We may be reluctant to forgive. This reluctance may be because we have some misconceptions about what forgiveness truly is. The following is an adaptation of Dr. David Stoop’s misconceptions about forgiveness:
Myth #1 – Forgiveness condones the other person’s evil actions. We don’t have to say, “That’s okay, it really didn’t hurt that bad” or “It really wasn’t a big deal,” when we are screaming on the inside. I was screaming inside for years; the anger and bitterness began to affect my health and my relationship with others. I came to a point where I just had to let go and realize God’s hook was so much bigger than mine. In the Scriptures, Paul describes it as canceling a debt (Colossians 2:13-14). Sin is serious; it cost God a great deal. Forgiveness cancels the debt from the past; it doesn’t encourage the sinner to continue to repeat the sins.
Myth #2 – Forgiveness is the same as reconciliation. Forgiveness is something I can do all by myself. Reconciliation is something both parties must do together. I can forgive someone on my own, without his permission, without his even knowing about it. However, I cannot be reconciled with someone until we take mutual action together. Ideally, we will achieve complete reconciliation, but that is not always possible. This is great news because if we depended on their actions of repentance, we would be bound by them.
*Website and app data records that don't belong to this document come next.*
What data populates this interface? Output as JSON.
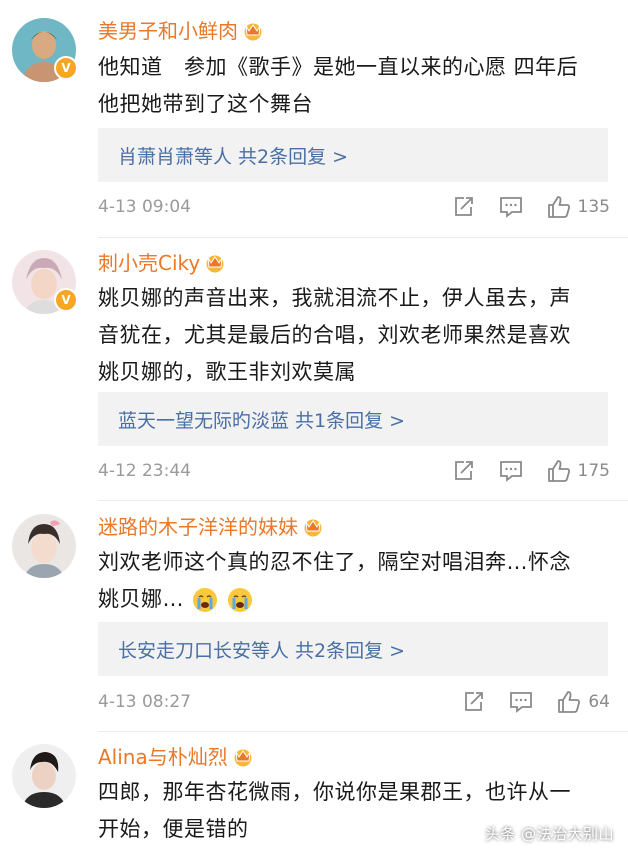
{
  "comments": [
    {
      "username": "美男子和小鲜肉",
      "text_lines": [
        "他知道　参加《歌手》是她一直以来的心愿 四年后",
        "他把她带到了这个舞台"
      ],
      "reply_names": "肖萧肖萧等人",
      "reply_count": "共2条回复 >",
      "time": "4-13 09:04",
      "likes": "135",
      "verified": true
    },
    {
      "username": "刺小壳Ciky",
      "text_lines": [
        "姚贝娜的声音出来，我就泪流不止，伊人虽去，声",
        "音犹在，尤其是最后的合唱，刘欢老师果然是喜欢",
        "姚贝娜的，歌王非刘欢莫属"
      ],
      "reply_names": "蓝天一望无际旳淡蓝",
      "reply_count": "共1条回复 >",
      "time": "4-12 23:44",
      "likes": "175",
      "verified": true
    },
    {
      "username": "迷路的木子洋洋的妹妹",
      "text_lines": [
        "刘欢老师这个真的忍不住了，隔空对唱泪奔…怀念",
        "姚贝娜…"
      ],
      "reply_names": "长安走刀口长安等人",
      "reply_count": "共2条回复 >",
      "time": "4-13 08:27",
      "likes": "64",
      "verified": false
    },
    {
      "username": "Alina与朴灿烈",
      "text_lines": [
        "四郎，那年杏花微雨，你说你是果郡王，也许从一",
        "开始，便是错的"
      ],
      "verified": false
    }
  ],
  "watermark": "头条 @法治大别山",
  "colors": {
    "username": "#e8792b",
    "reply_link": "#4a6fa5",
    "reply_bg": "#f2f2f2",
    "meta": "#9a9a9a",
    "verified_badge": "#f5a623"
  },
  "icons": [
    "share-icon",
    "comment-icon",
    "like-icon",
    "crown-icon",
    "crying-emoji"
  ]
}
Myth #3 – Forgiveness is a quick, easy process. To brush off the harm that has been done to us casually is not forgiveness; it is excusing the sin. Genuine forgiveness is much deeper and more powerful — it takes time. Please allow yourself time to work through the process and don’t rush it by the encouragement of well-meaning church people that tell you to “hurry up and forgive.” God’s word never gives anyone nice options about forgiving. Jesus clearly states in Matthew 6:14-15, “For if you forgive men when they sin against you, your heavenly Father will also forgive you. But if you do not forgive men their sins, your Father will not forgive your sins.”
Myth #4 – Forgiveness is impossible if we don’t completely “forgive and forget.” I have been told over and over that I need to “forgive and forget.” Actually, the opposite is true. To forgive is to remember. How can we forgive something we have forgotten about? Forgiveness begins as one decision, but often it may require a daily choice to live that forgiveness out. For instance, what happens when we burn our hand on a stove? We usually remember and choose not to place our hand on the stove again. It is a very good thing that we remember.
For that very reason God gave us Hebrews 12:14-5. “Pursue peace with all men, and the sanctification without which no one will see the Lord. See to it that no one comes short of the grace of God; that no root of bitterness springing up causes trouble, and by it many become defiled” (NASB).
It is from the heart that we see, hear and have a voice. As I drove out of the mountains at the end of the week, my soul was at rest and peace. I no longer carried the overweight backpack, but carried His joy, peace and love in my heart. I carried this for my Savior and also for those who had wounded me. My heart is beating with GOD!
“At the end of the day I desire to please God. Confidence toward the heart of God is ultimately what total forgiveness is all about.”
Julie Woodley, MA, is founder and director of Restoring the Heart Ministries as well as a Gateway Counseling Center Therapist. For information visit Rthm.CC or call 1-866-780-7846.